◆ Task item:
Within the listing below, how many lines feature the word "command"? Reply with only that number.

◆ Extracted information:
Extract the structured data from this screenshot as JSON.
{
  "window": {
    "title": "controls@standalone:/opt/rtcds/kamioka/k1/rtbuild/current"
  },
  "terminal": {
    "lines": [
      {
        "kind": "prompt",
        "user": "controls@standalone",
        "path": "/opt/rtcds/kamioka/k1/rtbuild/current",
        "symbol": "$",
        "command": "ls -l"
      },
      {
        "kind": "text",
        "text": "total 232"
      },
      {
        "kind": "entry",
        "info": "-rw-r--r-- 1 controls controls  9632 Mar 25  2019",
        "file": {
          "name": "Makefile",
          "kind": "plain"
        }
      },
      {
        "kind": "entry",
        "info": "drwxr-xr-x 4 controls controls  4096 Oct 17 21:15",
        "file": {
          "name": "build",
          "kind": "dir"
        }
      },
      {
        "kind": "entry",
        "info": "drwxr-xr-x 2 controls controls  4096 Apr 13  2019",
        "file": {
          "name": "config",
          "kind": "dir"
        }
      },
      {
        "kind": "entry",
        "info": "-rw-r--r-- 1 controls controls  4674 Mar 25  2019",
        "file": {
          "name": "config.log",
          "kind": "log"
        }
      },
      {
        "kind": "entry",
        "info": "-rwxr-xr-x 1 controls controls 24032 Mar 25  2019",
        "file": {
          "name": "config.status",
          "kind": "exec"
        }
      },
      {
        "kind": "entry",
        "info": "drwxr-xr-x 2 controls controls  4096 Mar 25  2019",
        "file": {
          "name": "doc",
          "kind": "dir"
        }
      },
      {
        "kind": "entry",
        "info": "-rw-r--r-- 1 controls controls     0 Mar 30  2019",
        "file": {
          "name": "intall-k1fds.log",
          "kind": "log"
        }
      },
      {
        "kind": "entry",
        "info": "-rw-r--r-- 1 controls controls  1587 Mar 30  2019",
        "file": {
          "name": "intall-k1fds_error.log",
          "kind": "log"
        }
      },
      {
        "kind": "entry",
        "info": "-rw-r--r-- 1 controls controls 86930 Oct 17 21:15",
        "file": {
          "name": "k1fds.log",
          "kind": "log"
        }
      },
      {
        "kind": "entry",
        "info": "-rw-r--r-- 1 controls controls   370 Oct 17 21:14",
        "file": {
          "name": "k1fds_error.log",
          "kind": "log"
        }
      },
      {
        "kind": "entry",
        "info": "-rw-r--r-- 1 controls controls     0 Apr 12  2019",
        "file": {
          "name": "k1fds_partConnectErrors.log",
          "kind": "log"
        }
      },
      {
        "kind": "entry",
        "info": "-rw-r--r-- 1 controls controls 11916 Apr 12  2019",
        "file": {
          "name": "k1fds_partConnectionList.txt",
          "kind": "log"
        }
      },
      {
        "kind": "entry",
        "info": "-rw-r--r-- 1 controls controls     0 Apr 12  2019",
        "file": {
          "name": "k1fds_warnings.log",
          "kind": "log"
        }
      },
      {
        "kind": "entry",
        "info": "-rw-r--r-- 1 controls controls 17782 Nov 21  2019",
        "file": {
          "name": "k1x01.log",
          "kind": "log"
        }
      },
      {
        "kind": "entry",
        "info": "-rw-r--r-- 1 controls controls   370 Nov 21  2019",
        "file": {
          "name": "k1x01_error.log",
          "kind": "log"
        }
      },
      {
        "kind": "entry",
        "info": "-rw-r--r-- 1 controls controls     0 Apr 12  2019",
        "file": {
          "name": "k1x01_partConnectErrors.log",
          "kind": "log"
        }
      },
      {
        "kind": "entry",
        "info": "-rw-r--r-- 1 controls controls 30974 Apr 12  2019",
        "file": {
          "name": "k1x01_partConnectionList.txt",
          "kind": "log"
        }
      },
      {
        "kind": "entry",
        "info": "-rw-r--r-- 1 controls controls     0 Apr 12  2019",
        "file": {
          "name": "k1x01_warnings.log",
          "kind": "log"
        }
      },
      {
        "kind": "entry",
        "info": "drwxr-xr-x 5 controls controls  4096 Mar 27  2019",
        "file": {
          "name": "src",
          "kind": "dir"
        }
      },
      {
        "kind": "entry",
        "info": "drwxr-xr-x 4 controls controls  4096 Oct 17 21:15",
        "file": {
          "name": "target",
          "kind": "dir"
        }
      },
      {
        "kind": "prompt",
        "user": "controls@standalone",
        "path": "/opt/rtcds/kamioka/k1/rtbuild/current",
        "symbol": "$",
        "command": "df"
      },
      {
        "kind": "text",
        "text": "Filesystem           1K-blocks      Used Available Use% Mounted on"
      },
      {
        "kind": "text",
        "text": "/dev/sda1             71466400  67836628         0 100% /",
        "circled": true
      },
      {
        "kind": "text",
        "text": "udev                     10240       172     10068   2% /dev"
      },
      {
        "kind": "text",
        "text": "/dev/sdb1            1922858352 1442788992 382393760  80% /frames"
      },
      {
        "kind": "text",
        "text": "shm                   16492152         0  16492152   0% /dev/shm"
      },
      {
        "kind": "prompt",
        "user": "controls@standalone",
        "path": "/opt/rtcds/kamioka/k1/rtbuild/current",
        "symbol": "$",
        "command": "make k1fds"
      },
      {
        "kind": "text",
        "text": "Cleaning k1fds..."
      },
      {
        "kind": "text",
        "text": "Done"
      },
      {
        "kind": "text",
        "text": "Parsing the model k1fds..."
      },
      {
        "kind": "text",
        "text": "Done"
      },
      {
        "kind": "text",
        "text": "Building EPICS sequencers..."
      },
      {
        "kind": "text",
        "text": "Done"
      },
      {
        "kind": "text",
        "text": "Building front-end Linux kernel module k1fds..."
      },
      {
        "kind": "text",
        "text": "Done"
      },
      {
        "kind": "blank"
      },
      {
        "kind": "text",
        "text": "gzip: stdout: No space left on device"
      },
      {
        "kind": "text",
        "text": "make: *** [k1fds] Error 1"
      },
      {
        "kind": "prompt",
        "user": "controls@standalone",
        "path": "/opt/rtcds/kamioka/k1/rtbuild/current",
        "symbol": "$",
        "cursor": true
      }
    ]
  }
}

◆ Task result:
3